Excerpts from a dataset:
______________________________
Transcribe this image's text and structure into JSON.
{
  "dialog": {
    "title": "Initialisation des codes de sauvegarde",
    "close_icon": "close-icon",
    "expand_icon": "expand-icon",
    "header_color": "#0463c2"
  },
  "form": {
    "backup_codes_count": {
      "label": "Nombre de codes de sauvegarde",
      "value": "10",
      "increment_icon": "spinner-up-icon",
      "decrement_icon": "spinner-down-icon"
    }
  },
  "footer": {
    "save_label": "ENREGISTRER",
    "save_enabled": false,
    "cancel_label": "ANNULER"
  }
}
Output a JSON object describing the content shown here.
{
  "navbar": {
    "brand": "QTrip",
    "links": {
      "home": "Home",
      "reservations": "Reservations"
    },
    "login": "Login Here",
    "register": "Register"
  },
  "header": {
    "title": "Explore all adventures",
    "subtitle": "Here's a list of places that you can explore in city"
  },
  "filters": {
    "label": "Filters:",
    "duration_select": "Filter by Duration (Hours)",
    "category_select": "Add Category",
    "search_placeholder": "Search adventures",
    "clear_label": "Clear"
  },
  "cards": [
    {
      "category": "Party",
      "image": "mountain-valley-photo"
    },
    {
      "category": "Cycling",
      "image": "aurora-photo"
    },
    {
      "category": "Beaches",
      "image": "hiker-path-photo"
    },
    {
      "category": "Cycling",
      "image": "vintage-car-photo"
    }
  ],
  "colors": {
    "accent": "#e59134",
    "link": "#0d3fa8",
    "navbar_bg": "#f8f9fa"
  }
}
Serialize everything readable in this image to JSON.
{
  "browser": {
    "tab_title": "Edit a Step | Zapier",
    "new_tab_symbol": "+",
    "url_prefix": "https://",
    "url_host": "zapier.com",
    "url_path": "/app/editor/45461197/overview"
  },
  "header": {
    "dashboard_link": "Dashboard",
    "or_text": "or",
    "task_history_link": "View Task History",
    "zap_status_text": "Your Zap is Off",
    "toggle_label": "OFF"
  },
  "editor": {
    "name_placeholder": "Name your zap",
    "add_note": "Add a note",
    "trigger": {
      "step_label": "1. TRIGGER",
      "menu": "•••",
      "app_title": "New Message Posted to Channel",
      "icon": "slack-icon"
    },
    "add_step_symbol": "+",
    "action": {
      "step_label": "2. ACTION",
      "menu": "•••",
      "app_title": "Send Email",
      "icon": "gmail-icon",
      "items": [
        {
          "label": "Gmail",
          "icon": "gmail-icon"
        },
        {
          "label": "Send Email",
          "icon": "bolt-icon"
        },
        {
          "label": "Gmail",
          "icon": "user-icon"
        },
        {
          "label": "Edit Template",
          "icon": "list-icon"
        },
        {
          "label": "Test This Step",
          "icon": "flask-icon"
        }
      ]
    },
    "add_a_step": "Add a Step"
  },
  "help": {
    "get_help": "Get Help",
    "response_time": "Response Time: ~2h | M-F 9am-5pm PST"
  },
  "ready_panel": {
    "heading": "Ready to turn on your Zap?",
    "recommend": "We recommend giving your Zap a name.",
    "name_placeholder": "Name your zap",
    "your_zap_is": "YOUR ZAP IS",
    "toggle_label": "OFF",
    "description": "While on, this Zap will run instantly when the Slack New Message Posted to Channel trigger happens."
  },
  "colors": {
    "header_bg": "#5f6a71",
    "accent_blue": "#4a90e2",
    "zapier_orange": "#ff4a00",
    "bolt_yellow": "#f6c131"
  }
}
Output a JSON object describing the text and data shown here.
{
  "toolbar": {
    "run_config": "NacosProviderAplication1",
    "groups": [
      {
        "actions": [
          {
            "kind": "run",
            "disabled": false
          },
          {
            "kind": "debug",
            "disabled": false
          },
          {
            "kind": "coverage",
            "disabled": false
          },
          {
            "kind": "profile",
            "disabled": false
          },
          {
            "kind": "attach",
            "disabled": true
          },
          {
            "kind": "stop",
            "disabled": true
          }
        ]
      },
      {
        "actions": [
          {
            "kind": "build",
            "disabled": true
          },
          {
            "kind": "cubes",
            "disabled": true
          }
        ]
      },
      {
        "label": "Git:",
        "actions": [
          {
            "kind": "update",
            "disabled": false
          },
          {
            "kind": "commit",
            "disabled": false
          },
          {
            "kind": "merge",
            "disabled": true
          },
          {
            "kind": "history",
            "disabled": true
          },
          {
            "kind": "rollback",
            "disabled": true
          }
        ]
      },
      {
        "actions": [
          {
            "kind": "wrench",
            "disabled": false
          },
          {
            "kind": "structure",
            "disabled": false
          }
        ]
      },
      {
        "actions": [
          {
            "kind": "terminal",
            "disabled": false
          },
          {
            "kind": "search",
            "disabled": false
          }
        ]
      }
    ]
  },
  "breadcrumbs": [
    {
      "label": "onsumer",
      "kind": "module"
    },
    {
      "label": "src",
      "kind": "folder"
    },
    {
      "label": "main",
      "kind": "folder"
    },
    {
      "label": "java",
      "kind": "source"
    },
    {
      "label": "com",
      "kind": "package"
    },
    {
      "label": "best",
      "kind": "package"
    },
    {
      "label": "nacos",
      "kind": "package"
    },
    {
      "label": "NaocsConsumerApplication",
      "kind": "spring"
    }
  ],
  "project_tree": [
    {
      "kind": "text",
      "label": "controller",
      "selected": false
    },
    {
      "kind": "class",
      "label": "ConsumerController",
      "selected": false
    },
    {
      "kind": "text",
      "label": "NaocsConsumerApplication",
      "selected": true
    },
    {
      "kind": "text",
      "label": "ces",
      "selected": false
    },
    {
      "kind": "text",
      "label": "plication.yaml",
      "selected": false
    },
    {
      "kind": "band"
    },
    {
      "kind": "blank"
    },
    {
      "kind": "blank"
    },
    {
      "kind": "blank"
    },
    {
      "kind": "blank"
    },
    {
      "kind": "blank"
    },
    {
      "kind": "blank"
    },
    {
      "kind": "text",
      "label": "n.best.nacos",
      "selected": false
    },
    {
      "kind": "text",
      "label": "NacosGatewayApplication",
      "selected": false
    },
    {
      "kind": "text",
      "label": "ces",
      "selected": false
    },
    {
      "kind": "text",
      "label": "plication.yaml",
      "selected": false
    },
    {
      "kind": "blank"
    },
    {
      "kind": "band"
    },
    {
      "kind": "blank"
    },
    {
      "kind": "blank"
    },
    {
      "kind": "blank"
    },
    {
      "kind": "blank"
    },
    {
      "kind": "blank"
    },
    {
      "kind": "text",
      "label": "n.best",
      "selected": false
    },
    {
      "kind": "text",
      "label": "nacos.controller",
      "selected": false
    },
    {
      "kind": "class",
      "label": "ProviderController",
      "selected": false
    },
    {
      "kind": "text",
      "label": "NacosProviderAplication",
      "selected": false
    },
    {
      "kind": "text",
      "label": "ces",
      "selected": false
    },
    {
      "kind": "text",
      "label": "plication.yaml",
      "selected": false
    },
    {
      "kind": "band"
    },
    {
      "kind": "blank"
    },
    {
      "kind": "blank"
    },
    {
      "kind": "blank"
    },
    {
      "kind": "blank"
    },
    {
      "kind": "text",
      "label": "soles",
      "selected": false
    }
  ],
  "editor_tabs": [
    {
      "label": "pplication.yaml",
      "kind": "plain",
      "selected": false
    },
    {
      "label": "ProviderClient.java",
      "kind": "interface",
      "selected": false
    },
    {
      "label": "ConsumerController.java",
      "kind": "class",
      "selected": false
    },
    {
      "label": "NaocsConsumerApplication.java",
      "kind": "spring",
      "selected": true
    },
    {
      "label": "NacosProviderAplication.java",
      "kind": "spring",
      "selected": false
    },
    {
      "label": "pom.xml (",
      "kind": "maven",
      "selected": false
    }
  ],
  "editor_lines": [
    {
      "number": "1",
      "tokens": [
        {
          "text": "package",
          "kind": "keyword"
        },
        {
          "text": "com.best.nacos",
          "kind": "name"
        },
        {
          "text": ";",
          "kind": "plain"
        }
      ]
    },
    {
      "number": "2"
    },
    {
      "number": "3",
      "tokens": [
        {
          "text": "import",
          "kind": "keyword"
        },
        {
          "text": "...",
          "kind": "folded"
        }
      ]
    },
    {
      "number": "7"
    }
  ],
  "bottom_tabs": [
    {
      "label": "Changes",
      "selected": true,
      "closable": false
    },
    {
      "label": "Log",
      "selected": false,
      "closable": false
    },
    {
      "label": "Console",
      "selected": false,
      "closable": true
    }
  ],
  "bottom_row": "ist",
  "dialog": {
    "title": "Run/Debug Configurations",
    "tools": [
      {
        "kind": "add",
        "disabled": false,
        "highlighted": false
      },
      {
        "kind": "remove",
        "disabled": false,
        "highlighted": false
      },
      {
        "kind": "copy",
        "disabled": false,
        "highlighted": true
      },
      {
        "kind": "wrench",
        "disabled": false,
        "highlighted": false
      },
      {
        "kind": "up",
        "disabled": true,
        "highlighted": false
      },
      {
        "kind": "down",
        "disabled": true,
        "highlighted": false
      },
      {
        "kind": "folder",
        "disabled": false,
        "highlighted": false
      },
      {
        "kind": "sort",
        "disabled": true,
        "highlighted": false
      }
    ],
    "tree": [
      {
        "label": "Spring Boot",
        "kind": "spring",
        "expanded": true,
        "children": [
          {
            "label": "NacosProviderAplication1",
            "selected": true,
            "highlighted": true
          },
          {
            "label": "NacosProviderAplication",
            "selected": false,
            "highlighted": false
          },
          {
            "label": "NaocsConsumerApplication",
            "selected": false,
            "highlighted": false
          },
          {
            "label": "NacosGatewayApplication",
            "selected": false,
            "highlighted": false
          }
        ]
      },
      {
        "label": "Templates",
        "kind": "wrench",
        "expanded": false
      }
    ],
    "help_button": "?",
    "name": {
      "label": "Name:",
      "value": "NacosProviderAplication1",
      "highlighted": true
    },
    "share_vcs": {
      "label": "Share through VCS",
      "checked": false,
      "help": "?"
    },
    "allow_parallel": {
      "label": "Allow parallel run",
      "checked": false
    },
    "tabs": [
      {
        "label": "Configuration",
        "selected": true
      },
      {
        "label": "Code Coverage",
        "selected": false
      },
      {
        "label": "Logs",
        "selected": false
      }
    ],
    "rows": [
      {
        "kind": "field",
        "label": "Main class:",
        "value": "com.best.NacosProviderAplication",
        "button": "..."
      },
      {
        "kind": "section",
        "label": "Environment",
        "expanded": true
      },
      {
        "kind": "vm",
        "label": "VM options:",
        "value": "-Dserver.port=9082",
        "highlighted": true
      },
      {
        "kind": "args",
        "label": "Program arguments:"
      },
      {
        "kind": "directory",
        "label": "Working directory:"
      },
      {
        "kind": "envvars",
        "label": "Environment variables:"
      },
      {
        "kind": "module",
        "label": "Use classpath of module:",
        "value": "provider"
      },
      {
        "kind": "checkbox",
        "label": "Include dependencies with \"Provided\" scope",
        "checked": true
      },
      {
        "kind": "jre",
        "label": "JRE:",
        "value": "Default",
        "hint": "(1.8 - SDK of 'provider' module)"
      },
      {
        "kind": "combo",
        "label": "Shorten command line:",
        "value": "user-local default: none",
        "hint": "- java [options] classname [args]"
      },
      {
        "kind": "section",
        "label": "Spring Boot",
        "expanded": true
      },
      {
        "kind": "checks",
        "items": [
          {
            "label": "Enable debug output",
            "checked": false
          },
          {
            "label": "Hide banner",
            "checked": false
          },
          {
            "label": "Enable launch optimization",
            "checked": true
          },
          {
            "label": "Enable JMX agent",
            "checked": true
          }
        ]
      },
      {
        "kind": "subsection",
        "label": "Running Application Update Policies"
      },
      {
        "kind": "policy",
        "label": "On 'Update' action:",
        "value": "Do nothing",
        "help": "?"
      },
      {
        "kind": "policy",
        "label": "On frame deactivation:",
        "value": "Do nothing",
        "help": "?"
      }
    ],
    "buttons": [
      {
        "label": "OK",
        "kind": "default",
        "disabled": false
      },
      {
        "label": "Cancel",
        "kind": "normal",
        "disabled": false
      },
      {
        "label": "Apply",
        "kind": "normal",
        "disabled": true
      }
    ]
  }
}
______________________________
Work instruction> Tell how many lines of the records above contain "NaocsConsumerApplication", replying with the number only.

Expected output> 4